Jun. 15—Portland's annual Fourth of July celebration isn't returning to its full glory yet.
For second year in a row, the city will hold a scaled-back version of the event. Last year, COVID was the culprit; this year, it's a staffing shortage.
The annual fireworks show will go on as usual, with people sitting on the grassy hill of the Eastern Promenade Park or watching from boats or locations around Casco Bay. But there will be no performance by the Portland Symphony Orchestra or other entertainment, as there has been in past years.
City staffing shortages are just too great right now for police, public works and other departments to take on the task of managing and cleaning up the kind of event the city has had in the past, said Jessica Grondin, the city's director of communications.
So instead of an event that has entertainment and the PSO to draw more people, this year's celebration will only feature the fireworks show, just like last year's. In 2020, the fireworks and performances were canceled, because of the pandemic.
Grondin said the city currently has 200 to 250 staff vacancies at any given time, out of a total workforce of 1,300 to 1,400. When the city's July Fourth celebration is held, city staff and police have to close streets, set up barricades, direct traffic, manage vendors, keep order and pick up trash. The city has partnered with various groups on the celebration in the past, including Maine-based sports marketing firm Shamrock Sports and Entertainment, and those organizations usually reimburse the city for staff time, Grondin said. But money is not the issue, Grondin said.
"We just don't have the capacity at the moment to do anything larger," she said Wednesday. "We'd certainly be happy to have conversations in the future about a bigger event."
The city's Fourth of July celebration had been estimated to attract 50,000 or more people to the Eastern Promenade before the pandemic. Last year's scaled-back show of just fireworks drew an estimated crowd of about 15,000.
The Portland City Council unanimously approved an order at its June 6 meeting for the city to host the fireworks display on Monday, July 4, at its usual spot on the Eastern Promenade. The order stated that the celebration would have "no musical performance, VIP Area, or ticketed element" and that the city would not "be providing or managing food vendors as has happened in the past."

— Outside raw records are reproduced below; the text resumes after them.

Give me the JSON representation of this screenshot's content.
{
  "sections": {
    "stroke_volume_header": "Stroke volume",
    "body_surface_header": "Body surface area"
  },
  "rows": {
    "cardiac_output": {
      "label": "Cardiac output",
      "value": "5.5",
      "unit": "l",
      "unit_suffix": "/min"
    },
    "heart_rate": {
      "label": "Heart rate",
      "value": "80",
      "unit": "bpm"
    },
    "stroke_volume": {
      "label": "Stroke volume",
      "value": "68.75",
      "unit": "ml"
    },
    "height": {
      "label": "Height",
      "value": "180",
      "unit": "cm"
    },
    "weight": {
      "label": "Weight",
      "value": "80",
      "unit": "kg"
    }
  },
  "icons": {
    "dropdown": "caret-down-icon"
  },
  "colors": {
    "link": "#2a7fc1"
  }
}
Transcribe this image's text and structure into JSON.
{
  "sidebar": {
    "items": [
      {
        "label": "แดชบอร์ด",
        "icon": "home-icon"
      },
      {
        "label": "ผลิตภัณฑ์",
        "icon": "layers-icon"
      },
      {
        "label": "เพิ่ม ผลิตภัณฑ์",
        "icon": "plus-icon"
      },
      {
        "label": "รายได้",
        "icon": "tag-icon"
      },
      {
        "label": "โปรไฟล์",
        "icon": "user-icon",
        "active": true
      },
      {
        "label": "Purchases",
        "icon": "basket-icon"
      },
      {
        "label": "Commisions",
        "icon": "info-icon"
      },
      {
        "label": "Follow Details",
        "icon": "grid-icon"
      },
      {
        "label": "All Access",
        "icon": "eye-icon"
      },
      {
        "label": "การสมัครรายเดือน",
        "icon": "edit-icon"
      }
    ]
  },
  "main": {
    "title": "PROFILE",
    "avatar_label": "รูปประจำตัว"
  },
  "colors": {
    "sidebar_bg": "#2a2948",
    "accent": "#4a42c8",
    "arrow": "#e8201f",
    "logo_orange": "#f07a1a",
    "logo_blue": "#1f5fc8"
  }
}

Licensed food trucks, however, will be allowed to park in the Cutter Street lot in the park during the event. The show is scheduled to start around 9:15 p.m. The rain date is July 5. Putting on the fireworks show costs the city about $30,000, Grondin said.
Grondin said there was interest from Shamrock in partnering with the city again this year and from the PSO about performing, but city officials felt they needed to go with a smaller event.
Gillian Britt, a spokesperson for the Portland Symphony Orchestra, said Wednesday that the "PSO loves the July 4 concert" and that the organization is "in conversations" about being part of a larger-scale celebration in 2023. Brian Corcoran, chief executive officer of Shamrock Sports and Entertainment, did not respond Wednesday to a phone call and an email asking about his company's July Fourth plans.
The Portland Symphony Orchestra has entertained the crowds before and during the fireworks most years since 2010. The Portland Pops concert also was canceled in 2018 because of a lack of funding, though the rest of the celebration went on as usual. The orchestra returned for the 2019 event.